As both a nurse clinician and an elder law practitioner, I often request that the family obtain a certification letter from the patient's primary care provider before I'll draft a POA for a patient with transient lucidity. This document, which assures that the patient was competent to sign legal documents, is both medical backup for my suspicions of transient lucidity and proof of capacity at or near the time of document execution.

 

* The more intrusive option is to establish a legal guardianship for the cognitively incapacitated patient. In most states, legal guardianship requires both a medical determination of incompetency by a licensed independent provider and a legal determination of incompetency by a judge. Once legal guardianship is instituted by a court of competent jurisdiction, decisional authority rests with the court appointed guardian, who then legally sits in loco parentis or "in place of the parent." In effect, the cognitively incapacitated older adult becomes the minor child and legal ward of the guardian.

 

So, where does all this legal jargon get us? Back to Mrs. A's JFK sighting. First and foremost, advocate for your patient. The nurse has to call Dr. C and report the capacity concerns.

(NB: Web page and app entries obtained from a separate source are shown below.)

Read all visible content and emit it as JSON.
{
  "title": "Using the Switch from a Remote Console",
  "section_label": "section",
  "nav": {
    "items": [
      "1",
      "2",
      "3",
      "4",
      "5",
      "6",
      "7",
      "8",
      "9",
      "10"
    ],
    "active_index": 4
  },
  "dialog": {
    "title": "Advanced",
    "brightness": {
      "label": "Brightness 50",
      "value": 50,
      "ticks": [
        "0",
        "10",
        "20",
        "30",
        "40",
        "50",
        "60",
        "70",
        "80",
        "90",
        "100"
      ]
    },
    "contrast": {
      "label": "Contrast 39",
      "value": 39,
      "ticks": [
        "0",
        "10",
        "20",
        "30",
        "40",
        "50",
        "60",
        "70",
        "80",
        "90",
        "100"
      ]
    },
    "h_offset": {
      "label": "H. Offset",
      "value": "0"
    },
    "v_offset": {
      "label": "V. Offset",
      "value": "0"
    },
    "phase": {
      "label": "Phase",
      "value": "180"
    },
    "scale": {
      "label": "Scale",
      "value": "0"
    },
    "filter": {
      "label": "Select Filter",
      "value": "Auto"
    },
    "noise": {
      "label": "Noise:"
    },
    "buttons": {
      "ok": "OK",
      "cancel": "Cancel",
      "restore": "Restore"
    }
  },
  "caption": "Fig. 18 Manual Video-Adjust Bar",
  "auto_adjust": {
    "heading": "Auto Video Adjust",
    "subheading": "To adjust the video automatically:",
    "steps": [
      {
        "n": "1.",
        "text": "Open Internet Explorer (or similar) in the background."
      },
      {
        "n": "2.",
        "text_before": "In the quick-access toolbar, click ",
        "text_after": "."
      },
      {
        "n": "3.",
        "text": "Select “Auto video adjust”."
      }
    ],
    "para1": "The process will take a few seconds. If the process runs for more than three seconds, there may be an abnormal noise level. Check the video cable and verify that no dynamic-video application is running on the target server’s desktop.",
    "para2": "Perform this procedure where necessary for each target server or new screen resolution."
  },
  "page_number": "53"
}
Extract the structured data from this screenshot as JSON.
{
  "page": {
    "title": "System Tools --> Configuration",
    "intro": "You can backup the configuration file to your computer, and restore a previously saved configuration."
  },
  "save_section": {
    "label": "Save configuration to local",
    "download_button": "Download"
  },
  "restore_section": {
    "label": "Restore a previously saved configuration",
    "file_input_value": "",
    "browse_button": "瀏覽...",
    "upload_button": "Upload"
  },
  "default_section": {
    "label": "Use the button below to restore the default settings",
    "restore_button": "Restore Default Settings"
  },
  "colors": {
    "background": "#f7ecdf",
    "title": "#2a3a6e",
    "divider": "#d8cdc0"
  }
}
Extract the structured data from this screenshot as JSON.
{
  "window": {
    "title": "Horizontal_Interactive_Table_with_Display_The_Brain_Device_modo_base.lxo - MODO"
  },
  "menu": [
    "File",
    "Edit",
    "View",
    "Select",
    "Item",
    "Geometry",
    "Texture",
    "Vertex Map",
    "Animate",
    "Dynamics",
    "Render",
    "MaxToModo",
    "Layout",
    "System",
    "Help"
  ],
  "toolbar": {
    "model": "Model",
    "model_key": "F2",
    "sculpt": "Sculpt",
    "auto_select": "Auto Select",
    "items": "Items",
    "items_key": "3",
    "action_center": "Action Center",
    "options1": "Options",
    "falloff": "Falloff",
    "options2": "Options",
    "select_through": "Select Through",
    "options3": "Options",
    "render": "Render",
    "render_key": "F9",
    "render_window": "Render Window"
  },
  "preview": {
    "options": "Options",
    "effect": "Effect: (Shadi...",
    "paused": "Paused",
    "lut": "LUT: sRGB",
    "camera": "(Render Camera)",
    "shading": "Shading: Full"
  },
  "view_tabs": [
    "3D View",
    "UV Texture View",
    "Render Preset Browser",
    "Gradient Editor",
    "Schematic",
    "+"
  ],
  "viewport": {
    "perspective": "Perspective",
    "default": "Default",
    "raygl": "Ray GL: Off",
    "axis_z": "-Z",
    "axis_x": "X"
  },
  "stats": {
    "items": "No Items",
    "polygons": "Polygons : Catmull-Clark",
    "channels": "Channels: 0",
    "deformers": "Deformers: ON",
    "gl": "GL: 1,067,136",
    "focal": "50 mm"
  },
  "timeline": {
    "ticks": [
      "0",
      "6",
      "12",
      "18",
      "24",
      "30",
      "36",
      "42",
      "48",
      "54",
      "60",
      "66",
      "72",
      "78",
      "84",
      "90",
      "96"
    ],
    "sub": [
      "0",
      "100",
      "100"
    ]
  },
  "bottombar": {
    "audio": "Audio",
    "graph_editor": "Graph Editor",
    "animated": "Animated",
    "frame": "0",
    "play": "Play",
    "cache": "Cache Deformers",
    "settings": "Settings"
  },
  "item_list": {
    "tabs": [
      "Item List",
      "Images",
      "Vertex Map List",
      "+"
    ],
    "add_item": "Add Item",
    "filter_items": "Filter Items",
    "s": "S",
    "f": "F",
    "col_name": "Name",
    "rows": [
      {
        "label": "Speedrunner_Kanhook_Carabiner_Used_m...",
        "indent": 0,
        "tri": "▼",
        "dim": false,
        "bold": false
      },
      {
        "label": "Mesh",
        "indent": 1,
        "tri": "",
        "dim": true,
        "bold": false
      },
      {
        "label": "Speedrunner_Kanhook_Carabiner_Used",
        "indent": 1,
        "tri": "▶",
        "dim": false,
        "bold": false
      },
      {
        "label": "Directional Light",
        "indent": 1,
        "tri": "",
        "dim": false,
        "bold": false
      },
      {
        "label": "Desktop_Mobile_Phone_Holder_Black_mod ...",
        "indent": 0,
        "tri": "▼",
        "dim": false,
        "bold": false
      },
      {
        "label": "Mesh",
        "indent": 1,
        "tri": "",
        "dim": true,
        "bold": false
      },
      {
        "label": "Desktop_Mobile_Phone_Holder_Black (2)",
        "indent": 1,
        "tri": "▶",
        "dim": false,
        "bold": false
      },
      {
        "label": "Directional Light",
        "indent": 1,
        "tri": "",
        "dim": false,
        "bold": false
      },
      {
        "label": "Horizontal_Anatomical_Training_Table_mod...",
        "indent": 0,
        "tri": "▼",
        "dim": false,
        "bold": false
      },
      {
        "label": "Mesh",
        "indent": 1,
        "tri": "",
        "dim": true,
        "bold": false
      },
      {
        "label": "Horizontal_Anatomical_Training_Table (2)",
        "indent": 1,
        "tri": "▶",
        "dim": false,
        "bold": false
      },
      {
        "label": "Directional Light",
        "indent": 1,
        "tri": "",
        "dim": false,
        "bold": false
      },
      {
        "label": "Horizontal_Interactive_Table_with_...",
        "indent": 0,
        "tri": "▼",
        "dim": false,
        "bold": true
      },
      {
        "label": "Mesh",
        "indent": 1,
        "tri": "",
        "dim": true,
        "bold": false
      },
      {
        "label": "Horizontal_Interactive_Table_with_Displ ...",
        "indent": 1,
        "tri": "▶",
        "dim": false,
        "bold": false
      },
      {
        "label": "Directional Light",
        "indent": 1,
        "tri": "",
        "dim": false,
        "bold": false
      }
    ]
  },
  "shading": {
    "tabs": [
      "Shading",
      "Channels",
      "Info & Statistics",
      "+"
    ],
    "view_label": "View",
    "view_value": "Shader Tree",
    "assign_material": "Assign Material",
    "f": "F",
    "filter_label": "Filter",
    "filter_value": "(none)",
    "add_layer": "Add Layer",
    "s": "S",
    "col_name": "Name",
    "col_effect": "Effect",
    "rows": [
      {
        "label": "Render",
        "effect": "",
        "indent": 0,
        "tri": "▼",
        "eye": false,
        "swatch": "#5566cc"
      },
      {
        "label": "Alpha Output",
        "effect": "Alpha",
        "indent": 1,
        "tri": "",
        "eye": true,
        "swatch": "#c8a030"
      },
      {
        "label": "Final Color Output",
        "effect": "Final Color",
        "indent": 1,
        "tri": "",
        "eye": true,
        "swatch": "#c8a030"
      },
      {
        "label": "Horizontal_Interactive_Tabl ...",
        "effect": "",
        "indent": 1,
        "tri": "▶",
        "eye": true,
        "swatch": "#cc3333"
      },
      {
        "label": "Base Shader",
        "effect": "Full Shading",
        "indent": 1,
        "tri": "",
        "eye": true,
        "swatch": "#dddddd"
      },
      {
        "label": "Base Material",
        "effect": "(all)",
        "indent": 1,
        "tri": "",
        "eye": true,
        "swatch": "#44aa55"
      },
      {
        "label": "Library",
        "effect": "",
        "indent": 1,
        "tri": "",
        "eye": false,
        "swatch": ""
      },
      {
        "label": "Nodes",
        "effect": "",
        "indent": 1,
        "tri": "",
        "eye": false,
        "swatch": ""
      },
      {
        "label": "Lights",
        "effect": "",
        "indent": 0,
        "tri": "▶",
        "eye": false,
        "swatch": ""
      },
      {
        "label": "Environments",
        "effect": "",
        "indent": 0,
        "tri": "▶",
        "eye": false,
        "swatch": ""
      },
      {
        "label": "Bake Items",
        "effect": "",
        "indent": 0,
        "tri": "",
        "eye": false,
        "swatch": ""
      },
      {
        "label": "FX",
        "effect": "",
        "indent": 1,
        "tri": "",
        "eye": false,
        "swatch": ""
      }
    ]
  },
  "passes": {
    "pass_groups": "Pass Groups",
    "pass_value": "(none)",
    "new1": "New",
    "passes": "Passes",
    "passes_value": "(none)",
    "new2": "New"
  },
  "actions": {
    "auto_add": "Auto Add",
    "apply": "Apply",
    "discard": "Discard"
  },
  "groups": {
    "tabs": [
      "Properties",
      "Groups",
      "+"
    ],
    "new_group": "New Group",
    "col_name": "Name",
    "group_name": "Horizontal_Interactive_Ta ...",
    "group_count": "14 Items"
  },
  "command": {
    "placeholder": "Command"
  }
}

Second, document your findings and your conversation with Dr. C.

 

In cases like this, nurses are likely to run into resistance from surgeons, especially if they were just in the room and the patient smiled and signed on the dotted line. Remember, you may be the last line of defense for a patient about to undergo a procedure without giving truly informed consent. By taking steps in keeping with state law, you protect yourself from legal liability and the patient from his or her diminished capacity.

 

REFERENCE

 

1. Silveira MJ, Kim SY, Langa KM. Advance directives and outcomes of surrogate decision making before death. N Engl J Med. 2010;362(13):1211-1218. [Context Link]